Problem to work on >> Take the listing that follows and copy it precisely.

Records for this exercise >>
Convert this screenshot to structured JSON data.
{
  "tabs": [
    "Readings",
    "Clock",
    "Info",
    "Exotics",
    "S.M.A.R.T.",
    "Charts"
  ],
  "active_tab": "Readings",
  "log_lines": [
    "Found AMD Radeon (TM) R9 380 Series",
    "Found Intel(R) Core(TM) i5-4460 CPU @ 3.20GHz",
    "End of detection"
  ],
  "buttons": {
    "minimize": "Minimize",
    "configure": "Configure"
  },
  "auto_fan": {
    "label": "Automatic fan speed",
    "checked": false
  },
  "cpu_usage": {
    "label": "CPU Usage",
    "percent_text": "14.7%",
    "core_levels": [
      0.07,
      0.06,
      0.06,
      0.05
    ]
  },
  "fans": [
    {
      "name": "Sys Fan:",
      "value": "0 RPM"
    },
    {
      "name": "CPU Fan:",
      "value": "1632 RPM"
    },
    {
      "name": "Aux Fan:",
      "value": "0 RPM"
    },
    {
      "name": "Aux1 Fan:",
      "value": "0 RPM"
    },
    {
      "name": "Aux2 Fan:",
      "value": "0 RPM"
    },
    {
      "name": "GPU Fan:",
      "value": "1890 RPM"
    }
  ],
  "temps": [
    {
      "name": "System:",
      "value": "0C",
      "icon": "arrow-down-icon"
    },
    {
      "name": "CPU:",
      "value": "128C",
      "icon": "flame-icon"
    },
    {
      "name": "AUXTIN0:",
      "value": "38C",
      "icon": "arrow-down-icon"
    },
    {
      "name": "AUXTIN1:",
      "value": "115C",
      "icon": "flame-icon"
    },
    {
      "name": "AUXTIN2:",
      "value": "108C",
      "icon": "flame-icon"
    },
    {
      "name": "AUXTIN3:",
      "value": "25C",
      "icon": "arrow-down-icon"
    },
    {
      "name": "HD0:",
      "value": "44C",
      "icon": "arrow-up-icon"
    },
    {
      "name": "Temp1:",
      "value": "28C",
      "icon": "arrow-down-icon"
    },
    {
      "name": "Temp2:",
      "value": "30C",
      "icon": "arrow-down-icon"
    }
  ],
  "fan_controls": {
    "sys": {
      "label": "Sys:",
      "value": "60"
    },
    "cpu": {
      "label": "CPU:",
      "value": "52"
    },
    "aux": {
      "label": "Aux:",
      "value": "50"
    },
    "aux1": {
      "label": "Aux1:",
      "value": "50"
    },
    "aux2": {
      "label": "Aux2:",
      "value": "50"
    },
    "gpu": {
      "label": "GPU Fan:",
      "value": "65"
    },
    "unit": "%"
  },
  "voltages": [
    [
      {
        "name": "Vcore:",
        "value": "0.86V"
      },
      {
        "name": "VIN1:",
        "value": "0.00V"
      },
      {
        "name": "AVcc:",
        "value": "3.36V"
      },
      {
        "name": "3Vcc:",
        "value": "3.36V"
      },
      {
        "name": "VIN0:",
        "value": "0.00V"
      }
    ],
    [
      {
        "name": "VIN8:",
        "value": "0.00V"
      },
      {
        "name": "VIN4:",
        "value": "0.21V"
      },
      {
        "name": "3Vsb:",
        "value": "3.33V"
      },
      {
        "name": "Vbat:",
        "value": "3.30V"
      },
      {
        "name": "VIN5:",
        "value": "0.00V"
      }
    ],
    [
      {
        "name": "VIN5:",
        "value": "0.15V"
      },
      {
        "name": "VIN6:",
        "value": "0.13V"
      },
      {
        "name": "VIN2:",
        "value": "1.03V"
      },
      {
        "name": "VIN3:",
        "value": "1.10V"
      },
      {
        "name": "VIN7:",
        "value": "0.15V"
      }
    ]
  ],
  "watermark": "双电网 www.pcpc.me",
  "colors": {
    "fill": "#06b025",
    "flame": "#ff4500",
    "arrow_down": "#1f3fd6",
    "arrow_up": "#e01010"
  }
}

Solution to this problem >>
Convert this screenshot to structured JSON data.
{
  "tabs": [
    "Readings",
    "Clock",
    "Info",
    "Exotics",
    "S.M.A.R.T.",
    "Charts"
  ],
  "active_tab": "Readings",
  "log_lines": [
    "Found AMD Radeon (TM) R9 380 Series",
    "Found Intel(R) Core(TM) i5-4460 CPU @ 3.20GHz",
    "End of detection"
  ],
  "buttons": {
    "minimize": "Minimize",
    "configure": "Configure"
  },
  "auto_fan": {
    "label": "Automatic fan speed",
    "checked": false
  },
  "cpu_usage": {
    "label": "CPU Usage",
    "percent_text": "14.7%",
    "core_levels": [
      0.07,
      0.06,
      0.06,
      0.05
    ]
  },
  "fans": [
    {
      "name": "Sys Fan:",
      "value": "0 RPM"
    },
    {
      "name": "CPU Fan:",
      "value": "1632 RPM"
    },
    {
      "name": "Aux Fan:",
      "value": "0 RPM"
    },
    {
      "name": "Aux1 Fan:",
      "value": "0 RPM"
    },
    {
      "name": "Aux2 Fan:",
      "value": "0 RPM"
    },
    {
      "name": "GPU Fan:",
      "value": "1890 RPM"
    }
  ],
  "temps": [
    {
      "name": "System:",
      "value": "0C",
      "icon": "arrow-down-icon"
    },
    {
      "name": "CPU:",
      "value": "128C",
      "icon": "flame-icon"
    },
    {
      "name": "AUXTIN0:",
      "value": "38C",
      "icon": "arrow-down-icon"
    },
    {
      "name": "AUXTIN1:",
      "value": "115C",
      "icon": "flame-icon"
    },
    {
      "name": "AUXTIN2:",
      "value": "108C",
      "icon": "flame-icon"
    },
    {
      "name": "AUXTIN3:",
      "value": "25C",
      "icon": "arrow-down-icon"
    },
    {
      "name": "HD0:",
      "value": "44C",
      "icon": "arrow-up-icon"
    },
    {
      "name": "Temp1:",
      "value": "28C",
      "icon": "arrow-down-icon"
    },
    {
      "name": "Temp2:",
      "value": "30C",
      "icon": "arrow-down-icon"
    }
  ],
  "fan_controls": {
    "sys": {
      "label": "Sys:",
      "value": "60"
    },
    "cpu": {
      "label": "CPU:",
      "value": "52"
    },
    "aux": {
      "label": "Aux:",
      "value": "50"
    },
    "aux1": {
      "label": "Aux1:",
      "value": "50"
    },
    "aux2": {
      "label": "Aux2:",
      "value": "50"
    },
    "gpu": {
      "label": "GPU Fan:",
      "value": "65"
    },
    "unit": "%"
  },
  "voltages": [
    [
      {
        "name": "Vcore:",
        "value": "0.86V"
      },
      {
        "name": "VIN1:",
        "value": "0.00V"
      },
      {
        "name": "AVcc:",
        "value": "3.36V"
      },
      {
        "name": "3Vcc:",
        "value": "3.36V"
      },
      {
        "name": "VIN0:",
        "value": "0.00V"
      }
    ],
    [
      {
        "name": "VIN8:",
        "value": "0.00V"
      },
      {
        "name": "VIN4:",
        "value": "0.21V"
      },
      {
        "name": "3Vsb:",
        "value": "3.33V"
      },
      {
        "name": "Vbat:",
        "value": "3.30V"
      },
      {
        "name": "VIN5:",
        "value": "0.00V"
      }
    ],
    [
      {
        "name": "VIN5:",
        "value": "0.15V"
      },
      {
        "name": "VIN6:",
        "value": "0.13V"
      },
      {
        "name": "VIN2:",
        "value": "1.03V"
      },
      {
        "name": "VIN3:",
        "value": "1.10V"
      },
      {
        "name": "VIN7:",
        "value": "0.15V"
      }
    ]
  ],
  "watermark": "双电网 www.pcpc.me",
  "colors": {
    "fill": "#06b025",
    "flame": "#ff4500",
    "arrow_down": "#1f3fd6",
    "arrow_up": "#e01010"
  }
}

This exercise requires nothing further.